(Collection entries)
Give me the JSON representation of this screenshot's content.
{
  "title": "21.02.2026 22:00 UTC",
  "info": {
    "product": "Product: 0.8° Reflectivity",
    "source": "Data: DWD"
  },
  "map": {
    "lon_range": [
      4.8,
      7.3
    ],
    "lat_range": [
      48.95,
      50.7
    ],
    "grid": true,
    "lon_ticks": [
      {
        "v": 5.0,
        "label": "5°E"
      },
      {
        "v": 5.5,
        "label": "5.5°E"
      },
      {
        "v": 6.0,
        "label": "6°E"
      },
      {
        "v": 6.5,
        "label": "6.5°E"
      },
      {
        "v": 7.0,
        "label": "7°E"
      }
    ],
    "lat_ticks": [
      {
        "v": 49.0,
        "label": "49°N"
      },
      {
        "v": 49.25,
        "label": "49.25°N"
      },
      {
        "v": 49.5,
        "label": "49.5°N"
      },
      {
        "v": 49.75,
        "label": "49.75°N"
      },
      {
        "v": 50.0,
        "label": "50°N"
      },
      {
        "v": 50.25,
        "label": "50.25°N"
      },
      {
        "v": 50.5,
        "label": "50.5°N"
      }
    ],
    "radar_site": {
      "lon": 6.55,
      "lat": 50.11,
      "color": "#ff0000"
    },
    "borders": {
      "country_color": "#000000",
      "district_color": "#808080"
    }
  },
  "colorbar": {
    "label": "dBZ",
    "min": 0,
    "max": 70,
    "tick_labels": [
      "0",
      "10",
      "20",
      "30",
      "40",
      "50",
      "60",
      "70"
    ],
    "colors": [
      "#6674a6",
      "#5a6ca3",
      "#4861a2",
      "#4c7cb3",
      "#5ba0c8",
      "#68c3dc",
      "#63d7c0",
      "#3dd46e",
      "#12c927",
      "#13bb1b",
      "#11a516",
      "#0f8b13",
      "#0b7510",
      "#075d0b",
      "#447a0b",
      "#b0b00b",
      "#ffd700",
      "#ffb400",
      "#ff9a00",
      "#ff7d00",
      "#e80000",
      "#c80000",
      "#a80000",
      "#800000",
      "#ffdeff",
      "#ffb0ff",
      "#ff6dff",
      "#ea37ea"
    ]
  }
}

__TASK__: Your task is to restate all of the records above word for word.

__SOLUTION__:
Give me the JSON representation of this screenshot's content.
{
  "title": "21.02.2026 22:00 UTC",
  "info": {
    "product": "Product: 0.8° Reflectivity",
    "source": "Data: DWD"
  },
  "map": {
    "lon_range": [
      4.8,
      7.3
    ],
    "lat_range": [
      48.95,
      50.7
    ],
    "grid": true,
    "lon_ticks": [
      {
        "v": 5.0,
        "label": "5°E"
      },
      {
        "v": 5.5,
        "label": "5.5°E"
      },
      {
        "v": 6.0,
        "label": "6°E"
      },
      {
        "v": 6.5,
        "label": "6.5°E"
      },
      {
        "v": 7.0,
        "label": "7°E"
      }
    ],
    "lat_ticks": [
      {
        "v": 49.0,
        "label": "49°N"
      },
      {
        "v": 49.25,
        "label": "49.25°N"
      },
      {
        "v": 49.5,
        "label": "49.5°N"
      },
      {
        "v": 49.75,
        "label": "49.75°N"
      },
      {
        "v": 50.0,
        "label": "50°N"
      },
      {
        "v": 50.25,
        "label": "50.25°N"
      },
      {
        "v": 50.5,
        "label": "50.5°N"
      }
    ],
    "radar_site": {
      "lon": 6.55,
      "lat": 50.11,
      "color": "#ff0000"
    },
    "borders": {
      "country_color": "#000000",
      "district_color": "#808080"
    }
  },
  "colorbar": {
    "label": "dBZ",
    "min": 0,
    "max": 70,
    "tick_labels": [
      "0",
      "10",
      "20",
      "30",
      "40",
      "50",
      "60",
      "70"
    ],
    "colors": [
      "#6674a6",
      "#5a6ca3",
      "#4861a2",
      "#4c7cb3",
      "#5ba0c8",
      "#68c3dc",
      "#63d7c0",
      "#3dd46e",
      "#12c927",
      "#13bb1b",
      "#11a516",
      "#0f8b13",
      "#0b7510",
      "#075d0b",
      "#447a0b",
      "#b0b00b",
      "#ffd700",
      "#ffb400",
      "#ff9a00",
      "#ff7d00",
      "#e80000",
      "#c80000",
      "#a80000",
      "#800000",
      "#ffdeff",
      "#ffb0ff",
      "#ff6dff",
      "#ea37ea"
    ]
  }
}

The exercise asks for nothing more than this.